West Virginia’s youngest county came into existence on January 30, 1895, when the legislature created Mingo County from Logan County. When West Virginia entered the Union in 1863, it had 50 counties. Grant, Mineral, Lincoln, and Summers counties were added during the first four years of statehood.
The count stood at 54 for nearly a quarter-century. But, by the 1890s, the southern part of Logan County was booming thanks to the Norfolk & Western Railway, which was expanding through the region. The N&W, as it was known, built a major rail yard at Williamson, which would become the Mingo County seat. The main beneficiaries of the railroad were the coal and timber industries.

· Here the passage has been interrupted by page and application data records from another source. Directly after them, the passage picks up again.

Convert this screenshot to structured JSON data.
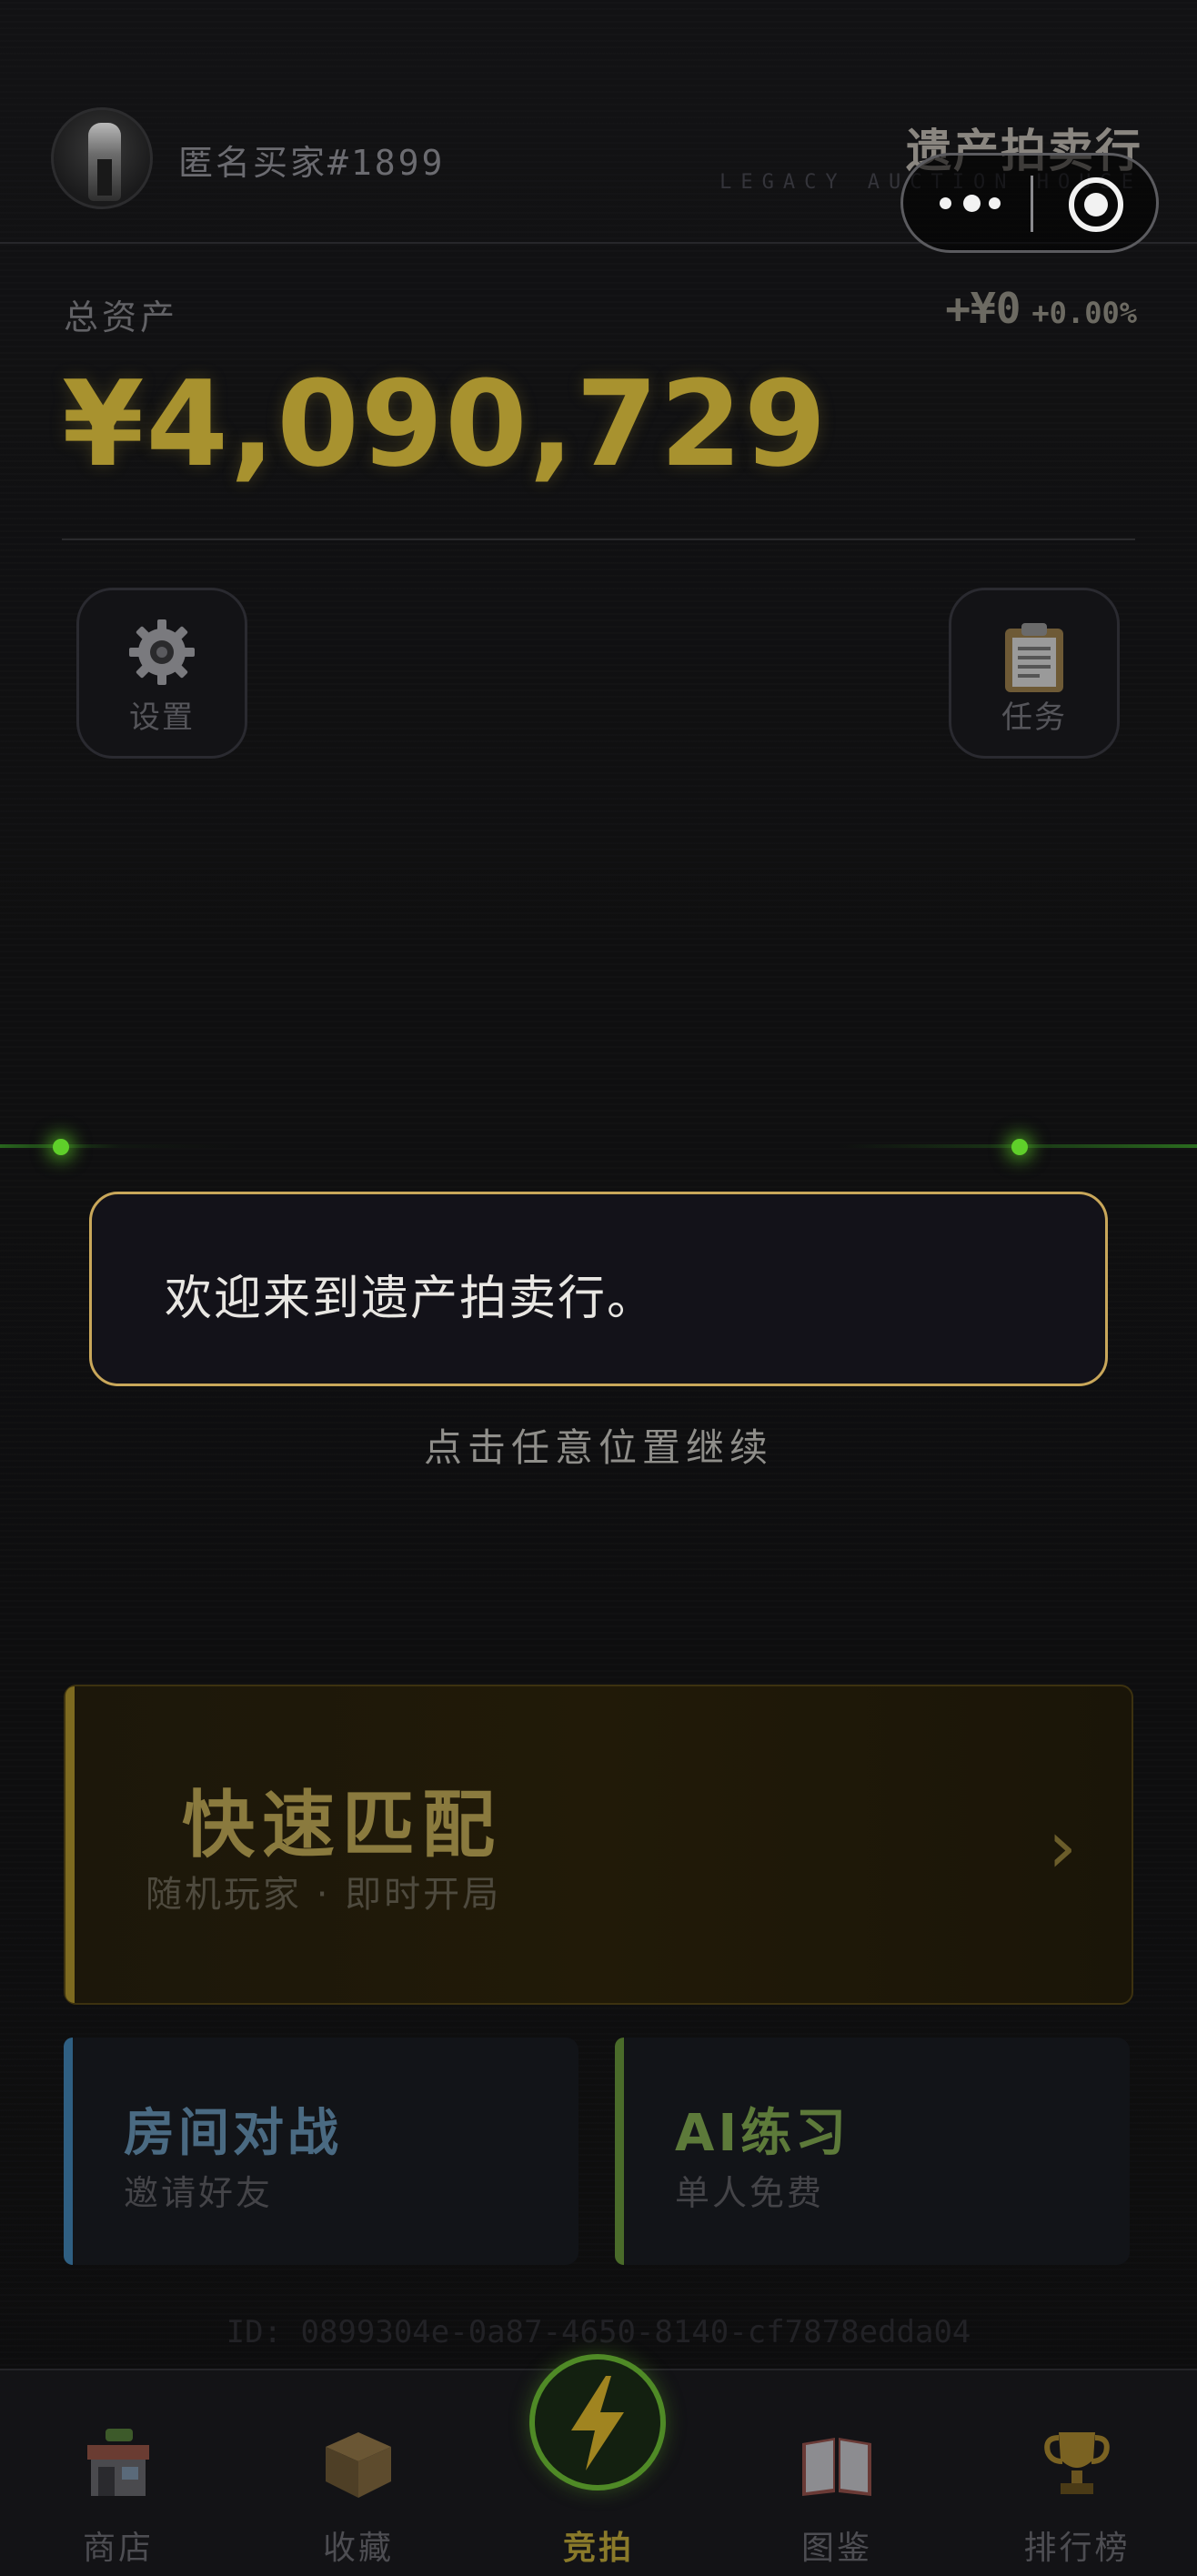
{
  "header": {
    "username": "匿名买家#1899",
    "brand_title": "遗产拍卖行",
    "brand_subtitle": "LEGACY AUCTION HOUSE"
  },
  "assets": {
    "label": "总资产",
    "value": "¥4,090,729",
    "change_amount": "+¥0",
    "change_percent": "+0.00%"
  },
  "actions": {
    "settings_label": "设置",
    "tasks_label": "任务"
  },
  "dialog": {
    "message": "欢迎来到遗产拍卖行。",
    "continue_hint": "点击任意位置继续"
  },
  "quick_match": {
    "title": "快速匹配",
    "subtitle": "随机玩家 · 即时开局",
    "arrow": "›"
  },
  "room_battle": {
    "title": "房间对战",
    "subtitle": "邀请好友"
  },
  "ai_practice": {
    "title": "AI练习",
    "subtitle": "单人免费"
  },
  "device_id": "ID: 0899304e-0a87-4650-8140-cf7878edda04",
  "nav": {
    "items": [
      {
        "label": "商店",
        "icon": "shop-icon"
      },
      {
        "label": "收藏",
        "icon": "box-icon"
      },
      {
        "label": "竞拍",
        "icon": "lightning-icon"
      },
      {
        "label": "图鉴",
        "icon": "book-icon"
      },
      {
        "label": "排行榜",
        "icon": "trophy-icon"
      }
    ],
    "active": "竞拍"
  },
  "colors": {
    "gold": "#a8922f",
    "dialog_border": "#c9a75a",
    "green_accent": "#4f8a26",
    "blue_accent": "#2f5f82",
    "ai_green": "#4a6b2a"
  }
}
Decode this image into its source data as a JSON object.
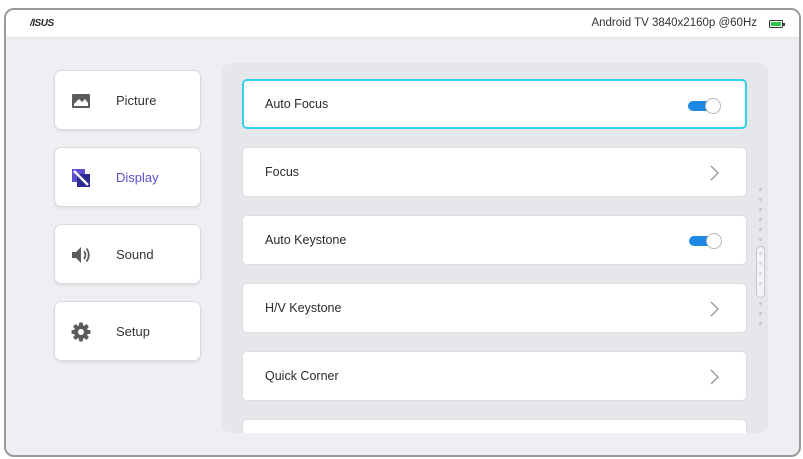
{
  "statusbar": {
    "logo": "/ISUS",
    "status_text": "Android TV  3840x2160p @60Hz",
    "battery_color": "#35c24a"
  },
  "sidebar": {
    "items": [
      {
        "label": "Picture",
        "icon": "picture-icon",
        "active": false
      },
      {
        "label": "Display",
        "icon": "display-icon",
        "active": true
      },
      {
        "label": "Sound",
        "icon": "speaker-icon",
        "active": false
      },
      {
        "label": "Setup",
        "icon": "gear-icon",
        "active": false
      }
    ]
  },
  "menu": {
    "items": [
      {
        "label": "Auto Focus",
        "control": "toggle",
        "state": "on",
        "focused": true
      },
      {
        "label": "Focus",
        "control": "chevron"
      },
      {
        "label": "Auto Keystone",
        "control": "toggle",
        "state": "on"
      },
      {
        "label": "H/V Keystone",
        "control": "chevron"
      },
      {
        "label": "Quick Corner",
        "control": "chevron"
      }
    ]
  },
  "colors": {
    "accent": "#5a4fd3",
    "focus_border": "#2fd2e8",
    "toggle_on": "#1e88e5"
  }
}
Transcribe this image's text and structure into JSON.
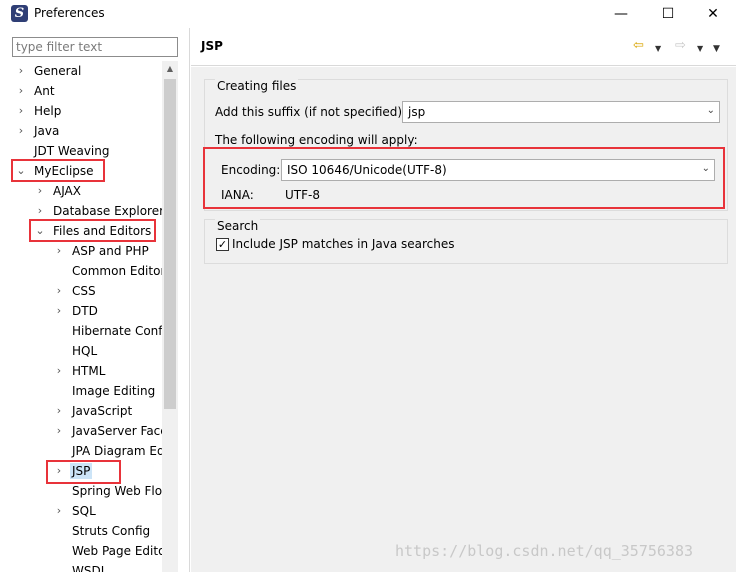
{
  "window": {
    "title": "Preferences",
    "minimize": "—",
    "maximize": "☐",
    "close": "✕",
    "app_icon_glyph": "S"
  },
  "sidebar": {
    "filter_placeholder": "type filter text",
    "items": [
      {
        "label": "General",
        "chevron": "›",
        "level": 0
      },
      {
        "label": "Ant",
        "chevron": "›",
        "level": 0
      },
      {
        "label": "Help",
        "chevron": "›",
        "level": 0
      },
      {
        "label": "Java",
        "chevron": "›",
        "level": 0
      },
      {
        "label": "JDT Weaving",
        "chevron": "",
        "level": 0
      },
      {
        "label": "MyEclipse",
        "chevron": "⌄",
        "level": 0
      },
      {
        "label": "AJAX",
        "chevron": "›",
        "level": 1
      },
      {
        "label": "Database Explorer",
        "chevron": "›",
        "level": 1
      },
      {
        "label": "Files and Editors",
        "chevron": "⌄",
        "level": 1
      },
      {
        "label": "ASP and PHP",
        "chevron": "›",
        "level": 2
      },
      {
        "label": "Common Editors",
        "chevron": "",
        "level": 2
      },
      {
        "label": "CSS",
        "chevron": "›",
        "level": 2
      },
      {
        "label": "DTD",
        "chevron": "›",
        "level": 2
      },
      {
        "label": "Hibernate Config",
        "chevron": "",
        "level": 2
      },
      {
        "label": "HQL",
        "chevron": "",
        "level": 2
      },
      {
        "label": "HTML",
        "chevron": "›",
        "level": 2
      },
      {
        "label": "Image Editing",
        "chevron": "",
        "level": 2
      },
      {
        "label": "JavaScript",
        "chevron": "›",
        "level": 2
      },
      {
        "label": "JavaServer Faces",
        "chevron": "›",
        "level": 2
      },
      {
        "label": "JPA Diagram Editor",
        "chevron": "",
        "level": 2
      },
      {
        "label": "JSP",
        "chevron": "›",
        "level": 2,
        "selected": true
      },
      {
        "label": "Spring Web Flow",
        "chevron": "",
        "level": 2
      },
      {
        "label": "SQL",
        "chevron": "›",
        "level": 2
      },
      {
        "label": "Struts Config",
        "chevron": "",
        "level": 2
      },
      {
        "label": "Web Page Editor",
        "chevron": "",
        "level": 2
      },
      {
        "label": "WSDL",
        "chevron": "",
        "level": 2
      }
    ]
  },
  "page": {
    "title": "JSP",
    "nav_back_icon": "⇦",
    "nav_forward_icon": "⇨",
    "dropdown_glyph": "▼",
    "creating_files": {
      "group_label": "Creating files",
      "suffix_label": "Add this suffix (if not specified):",
      "suffix_value": "jsp",
      "encoding_note": "The following encoding will apply:",
      "encoding_label": "Encoding:",
      "encoding_value": "ISO 10646/Unicode(UTF-8)",
      "iana_label": "IANA:",
      "iana_value": "UTF-8"
    },
    "search": {
      "group_label": "Search",
      "include_label": "Include JSP matches in Java searches",
      "include_checked": true,
      "check_glyph": "✓"
    },
    "combo_arrow": "⌄"
  },
  "watermark": "https://blog.csdn.net/qq_35756383",
  "colors": {
    "annotation_red": "#e8333a",
    "selection_blue": "#cce4f7",
    "back_arrow": "#d9a400"
  }
}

New mines were opening daily, and crews could now load cut logs directly onto rail cars instead of floating them downstream on the Tug Fork River. And the region’s population grew quickly due to an influx of African Americans and immigrants, including Italians, Russians, and Poles as well as Jews, Greeks, and Lebanese. Today, Mingo County still relies largely on the coal industry; however, a growing tourism business is emerging through the Hatfield-McCoy Trail System.